WHAT TO DO
Among the entries that follow, find the lines containing the string "symbol" and copy them.

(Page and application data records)
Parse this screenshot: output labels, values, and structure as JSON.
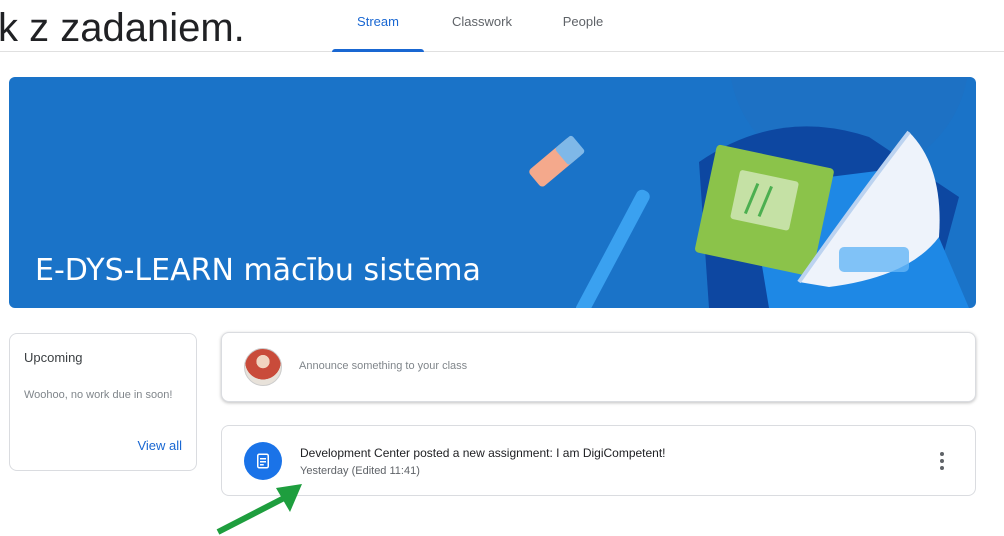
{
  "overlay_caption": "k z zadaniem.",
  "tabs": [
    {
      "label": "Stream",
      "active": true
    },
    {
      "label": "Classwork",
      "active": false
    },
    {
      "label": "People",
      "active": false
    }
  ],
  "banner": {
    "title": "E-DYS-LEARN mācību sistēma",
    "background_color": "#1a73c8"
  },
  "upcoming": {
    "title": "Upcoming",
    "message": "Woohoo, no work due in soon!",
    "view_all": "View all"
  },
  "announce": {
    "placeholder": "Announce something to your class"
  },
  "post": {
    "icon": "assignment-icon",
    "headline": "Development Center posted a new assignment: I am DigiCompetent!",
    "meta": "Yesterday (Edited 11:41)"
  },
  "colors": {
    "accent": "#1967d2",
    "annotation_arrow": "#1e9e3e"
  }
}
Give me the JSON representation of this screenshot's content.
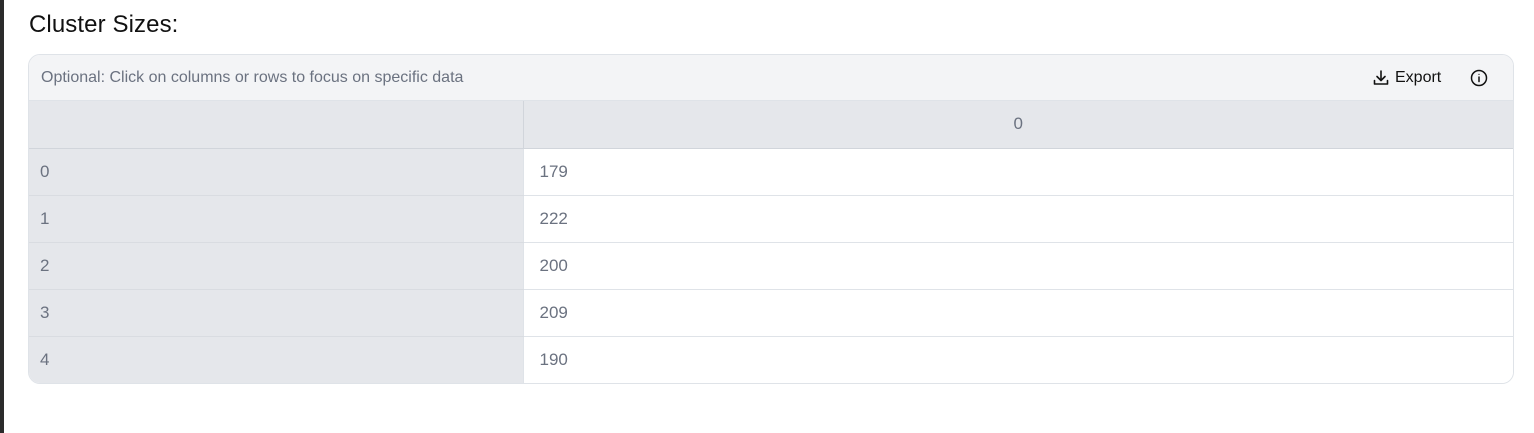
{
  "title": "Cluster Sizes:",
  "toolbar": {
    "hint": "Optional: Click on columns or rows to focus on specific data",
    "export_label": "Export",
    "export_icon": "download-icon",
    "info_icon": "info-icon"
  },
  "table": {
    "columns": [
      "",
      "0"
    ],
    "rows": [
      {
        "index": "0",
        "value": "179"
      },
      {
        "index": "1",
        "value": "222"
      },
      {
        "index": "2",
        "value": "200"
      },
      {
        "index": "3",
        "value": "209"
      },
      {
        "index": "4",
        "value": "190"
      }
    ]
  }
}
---
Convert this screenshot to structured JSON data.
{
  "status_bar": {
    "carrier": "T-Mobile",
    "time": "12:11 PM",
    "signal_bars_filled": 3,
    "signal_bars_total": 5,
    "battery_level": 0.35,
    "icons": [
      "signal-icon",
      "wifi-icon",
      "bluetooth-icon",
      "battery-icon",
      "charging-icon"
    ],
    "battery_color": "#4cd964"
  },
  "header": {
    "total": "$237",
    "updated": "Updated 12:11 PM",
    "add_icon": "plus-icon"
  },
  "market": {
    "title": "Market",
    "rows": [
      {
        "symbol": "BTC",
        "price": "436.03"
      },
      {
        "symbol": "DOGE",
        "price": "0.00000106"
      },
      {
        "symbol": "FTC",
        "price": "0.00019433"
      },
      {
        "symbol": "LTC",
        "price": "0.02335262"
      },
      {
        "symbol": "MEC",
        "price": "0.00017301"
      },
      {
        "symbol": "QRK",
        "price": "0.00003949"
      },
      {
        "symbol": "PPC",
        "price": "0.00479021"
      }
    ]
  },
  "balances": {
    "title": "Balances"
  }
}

WORKED SOLUTION
        "symbol": "BTC",
        "symbol": "DOGE",
        "symbol": "FTC",
        "symbol": "LTC",
        "symbol": "MEC",
        "symbol": "QRK",
        "symbol": "PPC",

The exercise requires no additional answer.